Emma Caldwell’s mother, Margaret, has attended court throughout the trial, and gave evidence
Margaret Caldwell Emma Caldwell’s mother, Margaret, has attended court throughout the trial, and gave evidence (Andrew Milligan/PA)

Defending Packer, Ronnie Renucci KC told the court he was “not an apologist” for Packer and urged jurors to be fair to him.

Mr Renucci said Packer changing his story was not an attempt to be obstructive.

He said there was “no evidence” linking Packer and Miss Caldwell on the evening of her disappearance on April 4, 2005.

He said: “If Iain Packer was responsible for her death, was he really going to be so stupid as to dump her body there (at Limefield Woods) and leave it to be found?”

Mr Renucci also said there was “not one piece of evidence” placing Packer in Glasgow city centre on the evening Miss Caldwell was last seen.

When Miss Caldwell’s body was found, Mr Renucci told jurors there was “no DNA, no blood, no fibres, no fingerprints, no bodily fluids linking him to her death”.

Mr Renucci said: “If he is this person, how on Earth did he get away with it for so long right under the noses of the police?”

The trial also heard from Margaret Caldwell, 76, Miss Caldwell’s mother, who maintained a close relationship with her daughter after she moved to Glasgow in 2002.

Miss Caldwell was due to meet her mother on April 6, 2005 and Mrs Caldwell became emotional in court when she told of her inability to contact her daughter.

She said the last words she heard from her daughter were: “Bye mum, phone you Monday or Tuesday.”

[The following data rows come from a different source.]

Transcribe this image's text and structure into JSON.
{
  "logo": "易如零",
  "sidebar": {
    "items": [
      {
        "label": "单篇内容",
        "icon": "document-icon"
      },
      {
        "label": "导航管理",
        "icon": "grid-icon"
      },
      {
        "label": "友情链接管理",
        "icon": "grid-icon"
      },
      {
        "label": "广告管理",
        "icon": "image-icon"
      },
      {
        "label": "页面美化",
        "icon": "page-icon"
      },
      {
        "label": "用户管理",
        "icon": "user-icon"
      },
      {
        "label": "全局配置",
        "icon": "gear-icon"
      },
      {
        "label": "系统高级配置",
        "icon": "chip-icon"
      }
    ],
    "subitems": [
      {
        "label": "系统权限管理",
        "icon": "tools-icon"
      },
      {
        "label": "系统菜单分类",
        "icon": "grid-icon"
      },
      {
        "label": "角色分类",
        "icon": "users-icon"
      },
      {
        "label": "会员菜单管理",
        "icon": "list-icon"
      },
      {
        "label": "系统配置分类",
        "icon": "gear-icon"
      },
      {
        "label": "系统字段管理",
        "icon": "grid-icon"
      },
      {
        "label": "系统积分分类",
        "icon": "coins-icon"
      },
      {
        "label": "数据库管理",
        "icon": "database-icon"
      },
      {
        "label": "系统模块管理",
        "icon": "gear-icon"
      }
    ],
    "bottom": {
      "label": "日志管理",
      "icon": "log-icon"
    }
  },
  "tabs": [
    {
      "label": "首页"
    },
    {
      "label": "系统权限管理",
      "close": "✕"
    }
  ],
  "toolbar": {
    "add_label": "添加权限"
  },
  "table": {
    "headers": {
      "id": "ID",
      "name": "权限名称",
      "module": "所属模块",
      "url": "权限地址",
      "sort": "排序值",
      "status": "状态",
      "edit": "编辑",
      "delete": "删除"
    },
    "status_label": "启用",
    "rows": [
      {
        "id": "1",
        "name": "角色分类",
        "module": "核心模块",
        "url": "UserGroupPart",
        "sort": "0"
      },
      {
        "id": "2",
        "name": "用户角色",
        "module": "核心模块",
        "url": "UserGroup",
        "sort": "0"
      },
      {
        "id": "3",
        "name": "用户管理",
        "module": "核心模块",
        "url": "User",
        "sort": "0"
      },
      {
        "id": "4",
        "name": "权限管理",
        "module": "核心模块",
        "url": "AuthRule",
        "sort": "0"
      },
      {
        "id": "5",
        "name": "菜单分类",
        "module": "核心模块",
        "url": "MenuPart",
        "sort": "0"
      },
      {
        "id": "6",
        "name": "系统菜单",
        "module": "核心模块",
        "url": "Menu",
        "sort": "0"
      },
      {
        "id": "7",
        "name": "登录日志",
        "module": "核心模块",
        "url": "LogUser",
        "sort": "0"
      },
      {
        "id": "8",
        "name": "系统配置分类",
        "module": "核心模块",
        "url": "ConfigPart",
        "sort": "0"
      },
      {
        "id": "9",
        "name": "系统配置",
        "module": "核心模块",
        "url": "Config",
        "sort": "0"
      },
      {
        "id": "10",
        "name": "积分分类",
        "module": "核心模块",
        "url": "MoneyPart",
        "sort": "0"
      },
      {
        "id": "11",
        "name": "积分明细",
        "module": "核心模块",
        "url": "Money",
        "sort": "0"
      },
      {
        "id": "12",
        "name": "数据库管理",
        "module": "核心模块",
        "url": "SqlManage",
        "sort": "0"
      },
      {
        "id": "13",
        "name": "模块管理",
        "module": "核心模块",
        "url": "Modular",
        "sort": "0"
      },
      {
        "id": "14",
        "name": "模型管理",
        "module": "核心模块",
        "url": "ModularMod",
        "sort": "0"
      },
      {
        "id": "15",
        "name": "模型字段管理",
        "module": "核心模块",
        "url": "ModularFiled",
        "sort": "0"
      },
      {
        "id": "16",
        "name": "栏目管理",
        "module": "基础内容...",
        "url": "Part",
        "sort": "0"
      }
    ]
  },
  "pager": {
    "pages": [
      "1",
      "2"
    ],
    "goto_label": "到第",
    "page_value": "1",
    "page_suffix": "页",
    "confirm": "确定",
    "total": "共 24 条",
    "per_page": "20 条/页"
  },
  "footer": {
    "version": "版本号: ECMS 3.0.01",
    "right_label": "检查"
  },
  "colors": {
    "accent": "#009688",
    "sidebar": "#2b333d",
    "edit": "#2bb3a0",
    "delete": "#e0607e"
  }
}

Following several hours of legal direction, judge Lord Beckett sent the jury out to consider its verdict on Friday morning.